November 2013 hook-in at Holland, MI

rug hook

I received information for a hook-in at Holland, MI. The link below is a PDF with the necessary registration information. It is the 2nd annual event. I did not go last year. Did you? Leave a comment and tell us about it. Click here to … [Continue reading]

Sauder Village 2013 – My class with Lucille Festa

Minna's Roses Stair Riser

Some rug camps are more special than others. My week with Lucille was very special. I had a great roommate (Pam Alexander and I have been staying together at Sauder for the last 13 years), I had a great teacher, Lucille Festa, whom I consider a … [Continue reading]

A personal update

aerial

In February I attended a meeting for Wordpress, the software that runs my website. At that meeting I said out loud for the first time, that I would be retiring from teaching on the road. It was a decision that had been brewing for some time, and … [Continue reading]

Choosing my pattern for Sauder Village rug hooking workshop with Lucille Festa

Paper Roses by Lucille Festa

Everyone goes to rug camp for different reasons. Some of us are coming to learn something new, others are looking forward to spending time with friends and still others are just running away from the pressures of home for a week. For me, my reasons … [Continue reading]

Purple color scheme for Annie’s Flower Power footstool

rug hooked footstool pattern

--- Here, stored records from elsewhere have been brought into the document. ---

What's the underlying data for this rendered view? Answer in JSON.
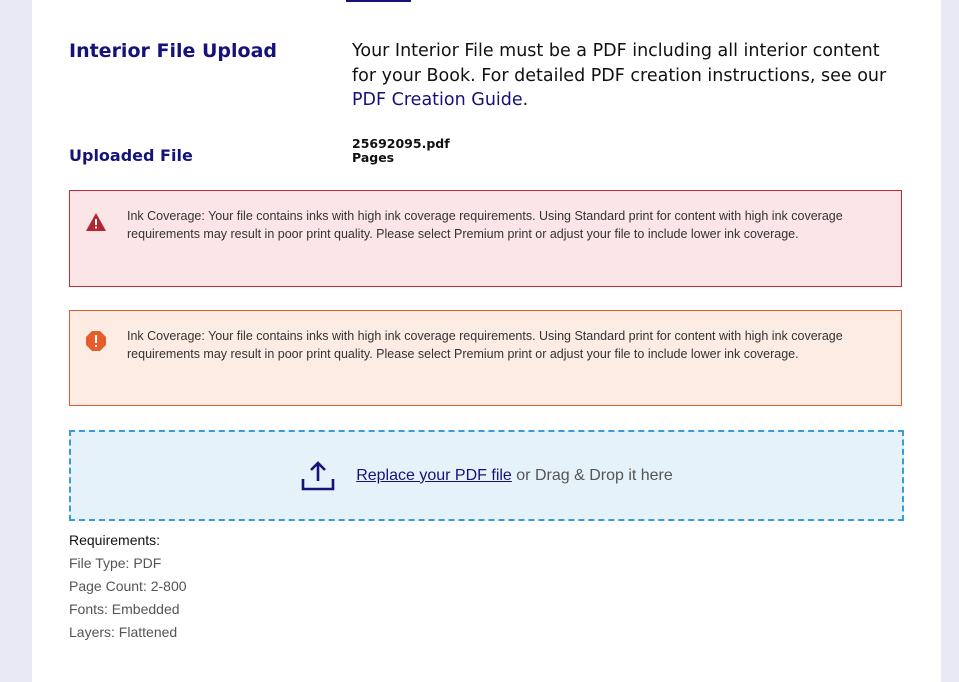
{
  "interior": {
    "heading": "Interior File Upload",
    "intro_text": "Your Interior File must be a PDF including all interior content for your Book. For detailed PDF creation instructions, see our ",
    "guide_link": "PDF Creation Guide",
    "guide_suffix": "."
  },
  "uploaded": {
    "heading": "Uploaded File",
    "filename": "25692095.pdf",
    "pages_label": "Pages"
  },
  "alerts": [
    {
      "severity": "error",
      "icon": "warning-triangle-icon",
      "text": "Ink Coverage: Your file contains inks with high ink coverage requirements. Using Standard print for content with high ink coverage requirements may result in poor print quality. Please select Premium print or adjust your file to include lower ink coverage."
    },
    {
      "severity": "warning",
      "icon": "exclamation-octagon-icon",
      "text": "Ink Coverage: Your file contains inks with high ink coverage requirements. Using Standard print for content with high ink coverage requirements may result in poor print quality. Please select Premium print or adjust your file to include lower ink coverage."
    }
  ],
  "dropzone": {
    "icon": "upload-icon",
    "link_text": "Replace your PDF file",
    "suffix_text": " or Drag & Drop it here"
  },
  "requirements": {
    "title": "Requirements:",
    "items": [
      "File Type: PDF",
      "Page Count: 2-800",
      "Fonts: Embedded",
      "Layers: Flattened"
    ]
  },
  "colors": {
    "brand": "#15127a",
    "error_border": "#c32a36",
    "error_background": "#fbe5e7",
    "warning_border": "#e45d2a",
    "warning_background": "#fdece4",
    "dropzone_border": "#3b9cd4",
    "dropzone_background": "#e6f2fa",
    "page_background": "#e9e9f6"
  }
}
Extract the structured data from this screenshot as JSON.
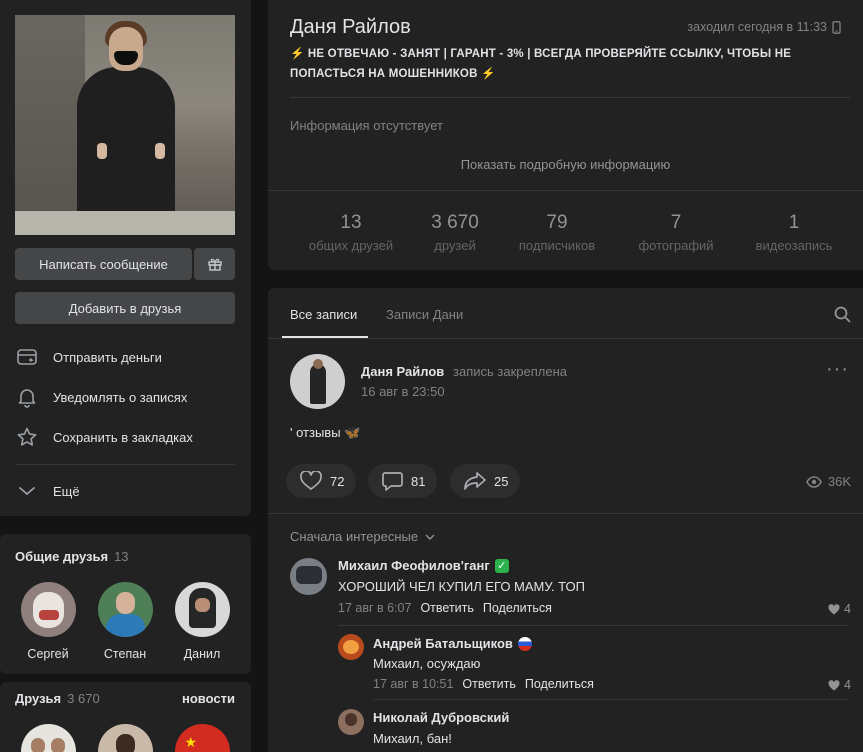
{
  "profile": {
    "name": "Даня Райлов",
    "last_seen": "заходил сегодня в 11:33",
    "status": "⚡️ НЕ ОТВЕЧАЮ - ЗАНЯТ | ГАРАНТ - 3% | ВСЕГДА ПРОВЕРЯЙТЕ ССЫЛКУ, ЧТОБЫ НЕ ПОПАСТЬСЯ НА МОШЕННИКОВ ⚡️",
    "no_info": "Информация отсутствует",
    "show_more": "Показать подробную информацию",
    "counters": [
      {
        "value": "13",
        "label": "общих друзей"
      },
      {
        "value": "3 670",
        "label": "друзей"
      },
      {
        "value": "79",
        "label": "подписчиков"
      },
      {
        "value": "7",
        "label": "фотографий"
      },
      {
        "value": "1",
        "label": "видеозапись"
      }
    ]
  },
  "actions": {
    "message": "Написать сообщение",
    "add_friend": "Добавить в друзья",
    "menu": [
      {
        "label": "Отправить деньги",
        "icon": "money-card-icon"
      },
      {
        "label": "Уведомлять о записях",
        "icon": "bell-icon"
      },
      {
        "label": "Сохранить в закладках",
        "icon": "star-icon"
      }
    ],
    "more": "Ещё"
  },
  "mutual_friends": {
    "title": "Общие друзья",
    "count": "13",
    "items": [
      {
        "name": "Сергей"
      },
      {
        "name": "Степан"
      },
      {
        "name": "Данил"
      }
    ]
  },
  "friends": {
    "title": "Друзья",
    "count": "3 670",
    "link": "новости"
  },
  "wall": {
    "tabs": [
      "Все записи",
      "Записи Дани"
    ],
    "post": {
      "author": "Даня Райлов",
      "pinned": "запись закреплена",
      "date": "16 авг в 23:50",
      "text": "' отзывы 🦋",
      "likes": "72",
      "comments": "81",
      "shares": "25",
      "views": "36K"
    },
    "sort": "Сначала интересные",
    "comments": [
      {
        "author": "Михаил Феофилов'ганг",
        "badge": "✅",
        "text": "ХОРОШИЙ ЧЕЛ КУПИЛ ЕГО МАМУ. ТОП",
        "date": "17 авг в 6:07",
        "reply": "Ответить",
        "share": "Поделиться",
        "likes": "4"
      },
      {
        "author": "Андрей Батальщиков",
        "badge": "🇷🇺",
        "text": "Михаил, осуждаю",
        "date": "17 авг в 10:51",
        "reply": "Ответить",
        "share": "Поделиться",
        "likes": "4"
      },
      {
        "author": "Николай Дубровский",
        "text": "Михаил, бан!"
      }
    ]
  },
  "colors": {
    "background": "#141414",
    "panel": "#222222",
    "button": "#454647",
    "text": "#e1e3e6",
    "muted": "#828282"
  }
}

Today in class Pat Mensing shared with us her progress on Annie's Flower Power footstool. She is hooking it for a member of her family. They both came to my studio a few weeks ago and picked out the colors. Pat used the instructions that come with … [Continue reading]